The assassins of Beirut are getting personal. Yesterday morning, they killed the most important detective on their trail, the very man who is leading the Lebanese government's investigations into the murder – and attempted murder – of so many of the country's politicians, journalists and soldiers.
Captain Wassem Eid, a highly intelligent officer in the Lebanese police intelligence division who was close to the government – in other words, he was not pro-Syrian – was torn apart, along with his bodyguard and at least three civilians, under a motorway overpass. So devastating was the explosion – an entire truck was blasted into the air and its driver killed – that it was not at first clear whether the killers used a car bomb or had planted their bomb beside the highway.
Captain Eid, who was handling "all those files to do with terrorist bombings," according to Lebanon's top policeman, Brig-GenAshraf Rifi, came only 16 months after Col Samir Shehade, deputy head of the police intelligence department and another officer involved in the investigation of Lebanon's political murders, was almost killed by a roadside bomb south of Beirut.

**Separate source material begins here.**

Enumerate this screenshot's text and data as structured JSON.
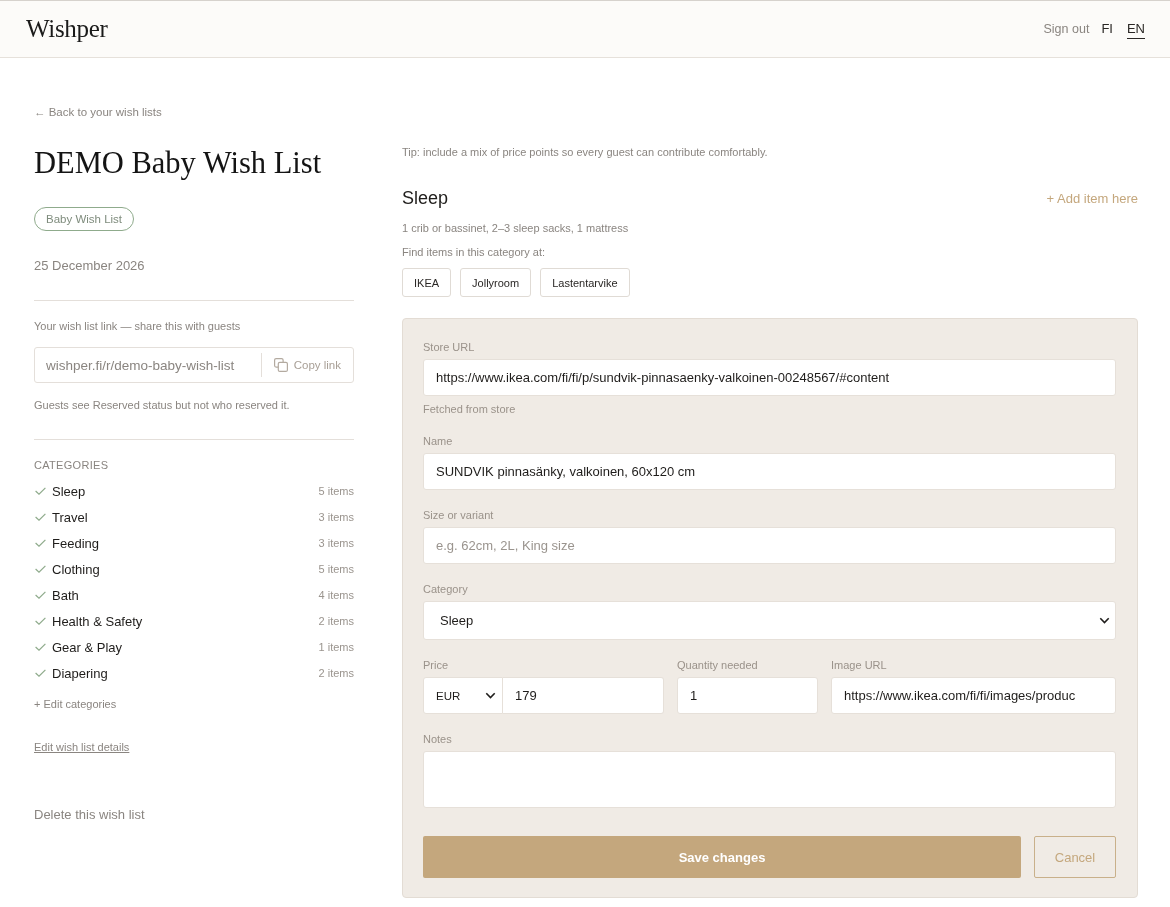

So a new pattern of killings are emerging in Beirut. The killers stalk the hunters and now the hunters are falling prey. Only last month, General Francois el-Haj, second-in-command of the Lebanese army and the man most involved in suppressing the Islamist insurgency in northern Lebanon last year, was bombed to death under a similar motorway overpass two miles from yesterday's murder scene. It was Mafia-like in its efficiency; a massive bomb directly opposite Captain Eid's car, set off with academic precision. As usual, there were no claims of responsibility and – like every other political murder in Lebanon for the past 30 years – no arrests.
Little wonder then, at the blanket of despair which now envelops so many Lebanese lives. Yesterday was the 1,067th day since the assassination of former prime minister Rafik Hariri, the murder which detonated a series of brutal killings of largely anti-Syrian figures.
There is now a familiar pattern, not just to the killings but to the aftermath. Pro-government supporters suggest Syria was to blame – since almost all the victims have been open critics of Syria, the Lebanese were inevitably going to say the "butler" did it – and then Syria denounces the crime in the strongest terms. Then the US government condemns the murder, and the country settles down to discuss who the next victims will be. Which is why they are so desperate to find the murderers of Lebanon before the murderers find them.